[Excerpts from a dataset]
::::::::::

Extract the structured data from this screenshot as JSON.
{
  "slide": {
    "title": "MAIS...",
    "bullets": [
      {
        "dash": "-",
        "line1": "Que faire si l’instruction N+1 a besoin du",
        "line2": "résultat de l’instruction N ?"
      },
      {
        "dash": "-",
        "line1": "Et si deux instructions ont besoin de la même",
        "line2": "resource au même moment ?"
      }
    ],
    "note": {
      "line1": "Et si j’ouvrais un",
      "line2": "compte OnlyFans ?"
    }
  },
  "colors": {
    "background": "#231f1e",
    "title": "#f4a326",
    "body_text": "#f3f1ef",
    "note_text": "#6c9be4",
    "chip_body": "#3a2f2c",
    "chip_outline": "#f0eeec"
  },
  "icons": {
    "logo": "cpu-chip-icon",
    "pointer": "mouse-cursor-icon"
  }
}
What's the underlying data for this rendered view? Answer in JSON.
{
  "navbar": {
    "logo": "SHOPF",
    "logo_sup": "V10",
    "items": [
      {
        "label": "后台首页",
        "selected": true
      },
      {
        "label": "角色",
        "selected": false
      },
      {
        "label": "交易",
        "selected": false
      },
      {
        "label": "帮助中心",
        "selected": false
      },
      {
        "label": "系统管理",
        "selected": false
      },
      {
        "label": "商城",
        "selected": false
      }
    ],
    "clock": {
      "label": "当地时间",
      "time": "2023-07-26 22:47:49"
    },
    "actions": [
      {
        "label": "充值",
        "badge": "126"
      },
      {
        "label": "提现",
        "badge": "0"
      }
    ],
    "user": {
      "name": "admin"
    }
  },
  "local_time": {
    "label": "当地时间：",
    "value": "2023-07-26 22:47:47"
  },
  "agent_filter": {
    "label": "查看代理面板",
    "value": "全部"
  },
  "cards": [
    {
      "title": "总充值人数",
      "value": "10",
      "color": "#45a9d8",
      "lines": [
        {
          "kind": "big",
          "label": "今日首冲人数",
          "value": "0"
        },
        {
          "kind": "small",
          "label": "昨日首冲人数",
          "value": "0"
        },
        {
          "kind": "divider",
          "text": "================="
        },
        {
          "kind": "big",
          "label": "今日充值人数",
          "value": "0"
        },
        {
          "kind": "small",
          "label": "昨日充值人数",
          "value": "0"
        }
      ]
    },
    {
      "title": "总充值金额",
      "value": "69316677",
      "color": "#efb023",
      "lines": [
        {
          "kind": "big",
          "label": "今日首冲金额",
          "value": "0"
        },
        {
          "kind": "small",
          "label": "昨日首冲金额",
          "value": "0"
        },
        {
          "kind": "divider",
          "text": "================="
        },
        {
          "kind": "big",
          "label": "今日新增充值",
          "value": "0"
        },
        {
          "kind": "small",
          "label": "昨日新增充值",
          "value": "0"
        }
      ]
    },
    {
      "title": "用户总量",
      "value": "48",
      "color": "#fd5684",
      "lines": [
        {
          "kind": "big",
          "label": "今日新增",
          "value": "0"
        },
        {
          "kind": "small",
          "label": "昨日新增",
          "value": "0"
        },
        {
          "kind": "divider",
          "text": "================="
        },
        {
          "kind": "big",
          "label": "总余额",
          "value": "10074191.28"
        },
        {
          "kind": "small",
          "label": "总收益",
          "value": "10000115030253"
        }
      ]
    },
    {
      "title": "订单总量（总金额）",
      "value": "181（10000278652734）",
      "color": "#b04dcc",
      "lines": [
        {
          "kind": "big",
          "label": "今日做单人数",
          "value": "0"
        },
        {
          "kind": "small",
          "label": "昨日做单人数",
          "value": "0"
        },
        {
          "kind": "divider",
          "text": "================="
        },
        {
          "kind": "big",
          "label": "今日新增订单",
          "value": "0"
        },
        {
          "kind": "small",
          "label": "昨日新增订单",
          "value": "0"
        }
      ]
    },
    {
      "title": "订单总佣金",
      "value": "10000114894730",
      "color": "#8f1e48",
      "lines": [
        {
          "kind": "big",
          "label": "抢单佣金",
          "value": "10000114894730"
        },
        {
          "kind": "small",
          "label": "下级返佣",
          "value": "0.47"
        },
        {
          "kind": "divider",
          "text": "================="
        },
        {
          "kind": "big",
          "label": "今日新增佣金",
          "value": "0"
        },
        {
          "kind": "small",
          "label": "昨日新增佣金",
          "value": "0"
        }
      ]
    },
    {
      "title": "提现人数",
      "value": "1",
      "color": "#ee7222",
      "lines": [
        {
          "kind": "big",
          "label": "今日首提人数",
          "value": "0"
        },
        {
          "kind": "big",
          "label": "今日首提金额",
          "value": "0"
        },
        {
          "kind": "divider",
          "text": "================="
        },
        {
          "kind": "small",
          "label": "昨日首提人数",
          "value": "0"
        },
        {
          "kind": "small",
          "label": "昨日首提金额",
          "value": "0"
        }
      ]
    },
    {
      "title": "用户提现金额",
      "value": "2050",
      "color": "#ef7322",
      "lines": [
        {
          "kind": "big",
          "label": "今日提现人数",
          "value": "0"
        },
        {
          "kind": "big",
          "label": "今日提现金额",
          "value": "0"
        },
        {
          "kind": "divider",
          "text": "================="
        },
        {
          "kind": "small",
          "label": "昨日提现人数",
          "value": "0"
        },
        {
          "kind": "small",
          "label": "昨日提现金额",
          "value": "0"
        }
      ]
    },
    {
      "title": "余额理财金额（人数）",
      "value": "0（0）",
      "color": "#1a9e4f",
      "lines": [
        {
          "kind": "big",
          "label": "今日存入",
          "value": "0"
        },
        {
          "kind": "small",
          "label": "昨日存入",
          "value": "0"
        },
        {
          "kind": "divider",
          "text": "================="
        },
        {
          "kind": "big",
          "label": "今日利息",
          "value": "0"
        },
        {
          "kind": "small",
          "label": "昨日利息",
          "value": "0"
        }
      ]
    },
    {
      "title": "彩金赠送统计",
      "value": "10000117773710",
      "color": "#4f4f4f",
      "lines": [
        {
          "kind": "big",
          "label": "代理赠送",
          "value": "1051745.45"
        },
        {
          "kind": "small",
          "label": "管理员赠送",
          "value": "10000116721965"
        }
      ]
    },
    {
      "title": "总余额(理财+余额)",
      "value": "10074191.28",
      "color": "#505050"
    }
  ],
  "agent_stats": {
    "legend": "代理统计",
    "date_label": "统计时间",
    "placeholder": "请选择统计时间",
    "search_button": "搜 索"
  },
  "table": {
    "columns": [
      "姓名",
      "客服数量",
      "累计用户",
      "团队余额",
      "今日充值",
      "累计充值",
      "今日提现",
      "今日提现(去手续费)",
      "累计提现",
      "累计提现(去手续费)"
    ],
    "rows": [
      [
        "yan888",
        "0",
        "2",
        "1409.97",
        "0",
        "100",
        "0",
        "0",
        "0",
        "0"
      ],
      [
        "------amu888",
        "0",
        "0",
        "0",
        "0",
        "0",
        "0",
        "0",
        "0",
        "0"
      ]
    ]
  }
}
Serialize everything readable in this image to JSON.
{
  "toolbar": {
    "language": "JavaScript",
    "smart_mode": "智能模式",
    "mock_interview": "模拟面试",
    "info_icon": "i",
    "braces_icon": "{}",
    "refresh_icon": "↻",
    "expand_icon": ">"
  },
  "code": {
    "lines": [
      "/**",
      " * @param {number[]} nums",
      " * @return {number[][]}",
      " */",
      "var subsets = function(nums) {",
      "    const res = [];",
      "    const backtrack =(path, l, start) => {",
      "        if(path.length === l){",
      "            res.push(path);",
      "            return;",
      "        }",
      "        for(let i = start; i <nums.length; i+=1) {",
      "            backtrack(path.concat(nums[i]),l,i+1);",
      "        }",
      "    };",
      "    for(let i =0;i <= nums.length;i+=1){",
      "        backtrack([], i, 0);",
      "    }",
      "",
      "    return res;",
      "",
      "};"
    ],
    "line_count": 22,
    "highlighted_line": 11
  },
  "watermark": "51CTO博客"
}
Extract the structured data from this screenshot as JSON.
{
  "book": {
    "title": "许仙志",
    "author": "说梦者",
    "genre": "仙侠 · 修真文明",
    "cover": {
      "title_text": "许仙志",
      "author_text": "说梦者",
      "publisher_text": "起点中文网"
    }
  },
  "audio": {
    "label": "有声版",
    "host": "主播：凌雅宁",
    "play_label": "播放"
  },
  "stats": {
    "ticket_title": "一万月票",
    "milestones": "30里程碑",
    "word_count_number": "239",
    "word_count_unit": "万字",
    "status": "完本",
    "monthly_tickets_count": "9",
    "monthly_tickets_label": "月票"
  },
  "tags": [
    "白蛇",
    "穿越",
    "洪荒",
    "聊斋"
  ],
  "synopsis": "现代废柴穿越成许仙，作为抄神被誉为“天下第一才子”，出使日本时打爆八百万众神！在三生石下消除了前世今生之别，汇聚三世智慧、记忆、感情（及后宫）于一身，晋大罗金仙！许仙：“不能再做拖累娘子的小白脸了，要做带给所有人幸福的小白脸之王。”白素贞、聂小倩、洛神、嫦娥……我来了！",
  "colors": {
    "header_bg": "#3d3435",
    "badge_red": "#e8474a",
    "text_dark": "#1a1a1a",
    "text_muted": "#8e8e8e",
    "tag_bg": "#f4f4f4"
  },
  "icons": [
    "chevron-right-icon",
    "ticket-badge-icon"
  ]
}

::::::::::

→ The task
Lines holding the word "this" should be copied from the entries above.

→ Task result
Extract the structured data from this screenshot as JSON.
What's the underlying data for this rendered view? Answer in JSON.
Serialize everything readable in this image to JSON.
Extract the structured data from this screenshot as JSON.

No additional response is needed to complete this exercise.